How much can I borrow?
- How much you can borrow from a mortgage company depends upon your yearly income, your debt status, and your current financial commitments such as any existing finance or child-care.
- Different lenders will lend you different amounts. Some can lend up to five times your salary – but these are maximum figures – if you have significant debt which you are paying back you are likely to be offered less than this.
- We have teamed up with London & Country mortgage brokers to provide a mortgage calculator to work out how much you can afford to borrow. Click here to use our mortgage calculator.
Putting down a deposit for a mortgage
o You also have to have a deposit – essentially pay for some of the loan up front.
o You will usually have to put down at least 10% of the value of the property. For some mortgages you will have to put down much more. This means that how much you have as a deposit can limit how much you can borrow
o People get money for the deposit from a range of places:
- Sale of existing home.
- Money saved.
- “The Bank of Mom and Dad” or “The Bank of Gran and Grandad” See this guide on how parents can help their children buy.
- You might not have to get so much of a deposit together if your parents or relatives will act as a guarantor on your loan. They can insure their child’s mortgage against their earnings, or against part of their own house. But this means they are liable for the whole loan if anything goes wrong
- Some mortgage companies will lend up to 95% of the cost of the home if you have parental assistance (but be aware that they may wish to take a charge over your parents’ property)
- See Mortgages made simple for more information on putting down a deposit, our guide on types of mortgages for more detail on the different mortgage options to consider.
Will I be able to cover the monthly mortgage payments?
o The interest rate you pay will depend on how much deposit you put down.
o If you are eligible for an interest only mortgage, these are cheaper per month, but you still have to pay back the capital you borrowed at the end of the mortgage – see our guide on dealing with the problems people can encounter with interest only mortgages.
o A good rule of thumb is that no more than 35% of post-tax income should go on mortgage payments.
o Remember though that you can use any money you currently spend on rent on mortgage repayments.
How much will the property cost?
When thinking how much you can afford, you don’t just have to pay for the house. There are so many other costs you will have to factor in that can add as much as 15% to the total bill:
- The biggest is stamp duty, which can add up to 7% of the cost of the property.

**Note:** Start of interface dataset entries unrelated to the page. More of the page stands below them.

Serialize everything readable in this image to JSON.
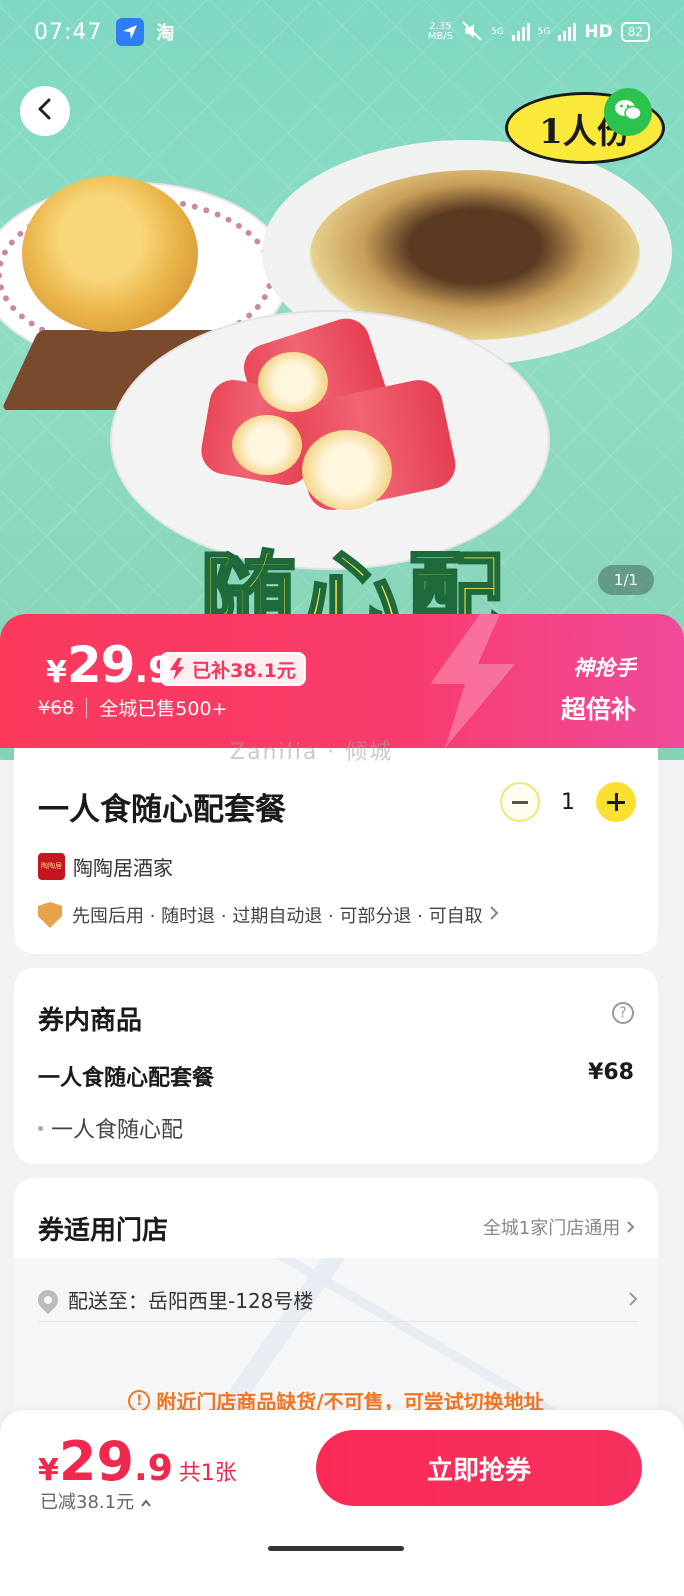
{
  "status_bar": {
    "time": "07:47",
    "app_icon_label": "淘",
    "speed_value": "2.35",
    "speed_unit": "MB/S",
    "network1": "5G",
    "network2": "5G",
    "hd": "HD",
    "battery": "82"
  },
  "hero": {
    "badge_text": "1人份",
    "overlay_text": "随心配",
    "pager": "1/1"
  },
  "price_banner": {
    "currency": "¥",
    "price_int": "29",
    "price_dec": ".9",
    "subsidy_tag": "已补38.1元",
    "original_price": "¥68",
    "sold": "全城已售500+",
    "promo_line1": "神抢手",
    "promo_line2": "超倍补"
  },
  "watermark": "Zanilia · 倾城",
  "product": {
    "title": "一人食随心配套餐",
    "quantity": "1",
    "shop_name": "陶陶居酒家",
    "shop_logo_text": "陶陶居酒家",
    "guarantees": "先囤后用 · 随时退 · 过期自动退 · 可部分退 · 可自取"
  },
  "contents": {
    "title": "券内商品",
    "item_name": "一人食随心配套餐",
    "item_price": "¥68",
    "item_sub": "一人食随心配"
  },
  "stores": {
    "title": "券适用门店",
    "link": "全城1家门店通用",
    "address": "配送至：岳阳西里-128号楼",
    "warning": "附近门店商品缺货/不可售，可尝试切换地址"
  },
  "bottom_bar": {
    "currency": "¥",
    "price_int": "29",
    "price_dec": ".9",
    "count": "共1张",
    "saved": "已减38.1元",
    "buy_button": "立即抢券"
  },
  "colors": {
    "accent": "#f2274c",
    "banner_start": "#fb3a5c",
    "banner_end": "#f14a9a",
    "stepper_yellow": "#fbe033",
    "warning": "#f37521"
  }
}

If you’re a first-time buyer, you are exempt from paying any stamp duty so long as the property costs less than £300,000. For more on Stamp Duty, how much it is and when you pay read our guide
- If you are selling at the same time, don’t forget to deduct the estate agency fees (typically 1% to 1.5% but they can be higher)

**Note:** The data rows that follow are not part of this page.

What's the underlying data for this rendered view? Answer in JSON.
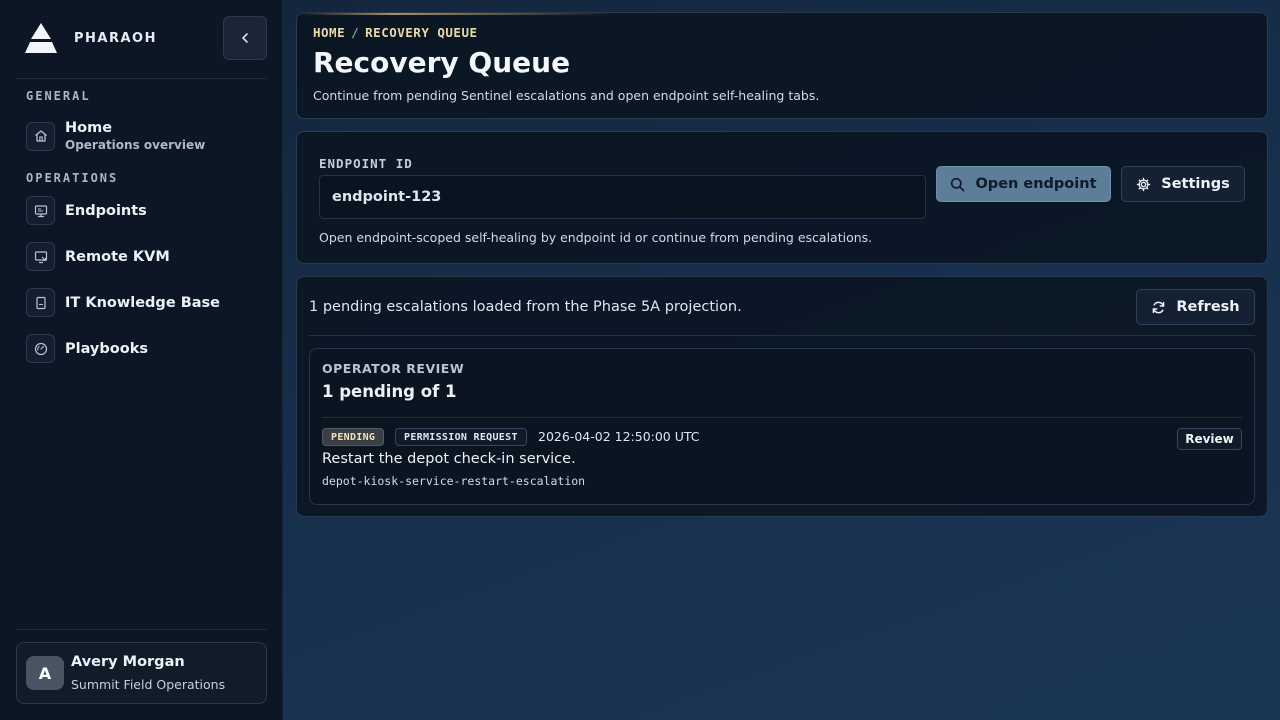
{
  "brand": {
    "name": "PHARAOH"
  },
  "sidebar": {
    "sections": [
      {
        "label": "GENERAL"
      },
      {
        "label": "OPERATIONS"
      }
    ],
    "items": [
      {
        "label": "Home",
        "sub": "Operations overview",
        "icon": "home-icon"
      },
      {
        "label": "Endpoints",
        "icon": "endpoints-icon"
      },
      {
        "label": "Remote KVM",
        "icon": "remote-kvm-icon"
      },
      {
        "label": "IT Knowledge Base",
        "icon": "knowledge-base-icon"
      },
      {
        "label": "Playbooks",
        "icon": "playbooks-icon"
      }
    ],
    "user": {
      "initial": "A",
      "name": "Avery Morgan",
      "org": "Summit Field Operations"
    }
  },
  "header": {
    "breadcrumb": [
      "HOME",
      "RECOVERY QUEUE"
    ],
    "breadcrumb_sep": "/",
    "title": "Recovery Queue",
    "description": "Continue from pending Sentinel escalations and open endpoint self-healing tabs."
  },
  "endpoint": {
    "label": "ENDPOINT ID",
    "value": "endpoint-123",
    "placeholder": "",
    "open_label": "Open endpoint",
    "settings_label": "Settings",
    "hint": "Open endpoint-scoped self-healing by endpoint id or continue from pending escalations."
  },
  "queue": {
    "status": "1 pending escalations loaded from the Phase 5A projection.",
    "refresh_label": "Refresh",
    "review": {
      "eyebrow": "OPERATOR REVIEW",
      "count": "1 pending of 1",
      "escalations": [
        {
          "status": "PENDING",
          "type": "PERMISSION REQUEST",
          "timestamp": "2026-04-02 12:50:00 UTC",
          "description": "Restart the depot check-in service.",
          "id": "depot-kiosk-service-restart-escalation",
          "action": "Review"
        }
      ]
    }
  },
  "colors": {
    "accent": "#5d7d99",
    "breadcrumb": "#e9d9a8",
    "sidebar_bg": "#0c1624"
  }
}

- Surveys and valuations, solicitor/conveyancer fees, Land Registry fees, removal costs and of course buying all the furniture, white goods and other things for your new home
For more, see The hidden costs of buying a home
What government help is available?
- Government help is primarily aimed at first time buyers, and those moving into new properties
- To see what government help is available click here